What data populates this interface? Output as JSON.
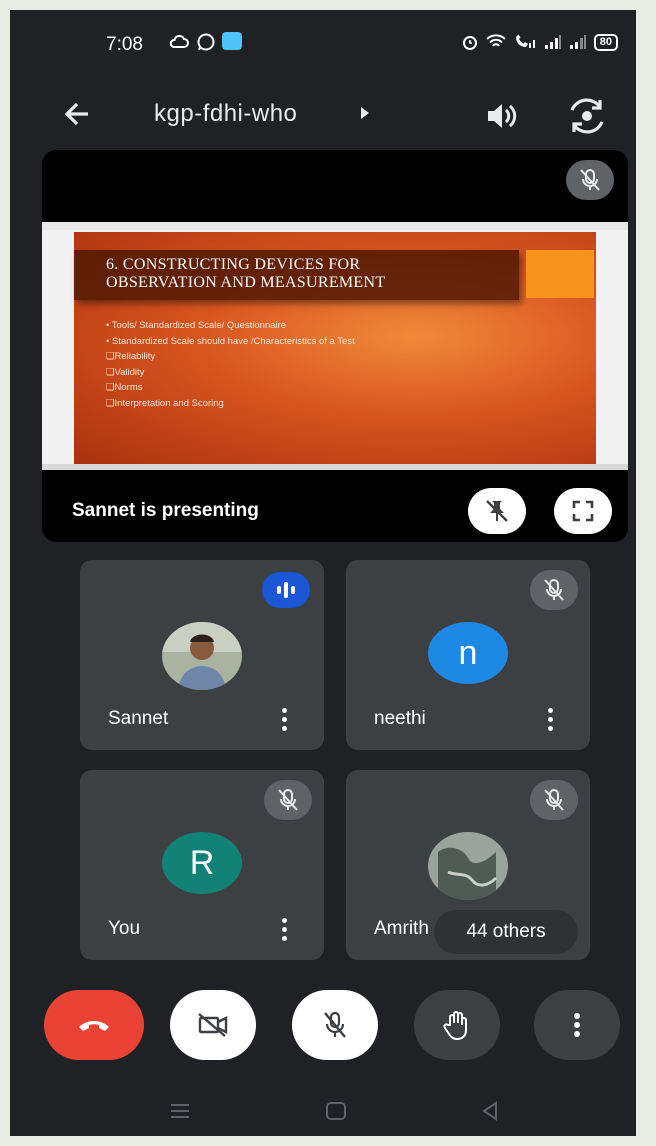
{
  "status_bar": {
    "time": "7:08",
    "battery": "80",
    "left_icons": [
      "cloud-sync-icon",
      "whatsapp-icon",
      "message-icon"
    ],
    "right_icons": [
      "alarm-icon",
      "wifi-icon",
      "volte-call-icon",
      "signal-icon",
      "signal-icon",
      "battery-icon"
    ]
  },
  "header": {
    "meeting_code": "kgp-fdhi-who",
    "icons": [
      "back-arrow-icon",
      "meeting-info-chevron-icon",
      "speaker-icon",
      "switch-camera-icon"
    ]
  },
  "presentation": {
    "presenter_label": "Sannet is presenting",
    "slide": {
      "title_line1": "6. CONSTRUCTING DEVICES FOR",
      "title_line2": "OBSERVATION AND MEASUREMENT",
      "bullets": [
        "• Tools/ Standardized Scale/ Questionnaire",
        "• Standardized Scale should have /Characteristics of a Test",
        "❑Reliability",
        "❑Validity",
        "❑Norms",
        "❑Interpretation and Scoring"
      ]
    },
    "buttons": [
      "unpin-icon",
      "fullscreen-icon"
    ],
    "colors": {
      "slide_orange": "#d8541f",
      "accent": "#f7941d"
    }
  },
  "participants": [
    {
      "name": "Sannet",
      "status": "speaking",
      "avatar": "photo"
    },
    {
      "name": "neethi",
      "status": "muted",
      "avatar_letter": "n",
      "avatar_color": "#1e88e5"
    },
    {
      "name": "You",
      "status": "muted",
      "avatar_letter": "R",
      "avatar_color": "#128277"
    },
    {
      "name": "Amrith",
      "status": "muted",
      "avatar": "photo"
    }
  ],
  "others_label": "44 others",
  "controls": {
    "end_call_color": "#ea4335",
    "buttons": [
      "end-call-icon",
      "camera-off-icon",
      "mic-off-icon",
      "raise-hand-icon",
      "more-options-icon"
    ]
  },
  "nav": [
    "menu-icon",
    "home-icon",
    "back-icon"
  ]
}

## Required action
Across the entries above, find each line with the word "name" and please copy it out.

## Answer area
      "name": "Sannet",
      "name": "neethi",
      "name": "You",
      "name": "Amrith",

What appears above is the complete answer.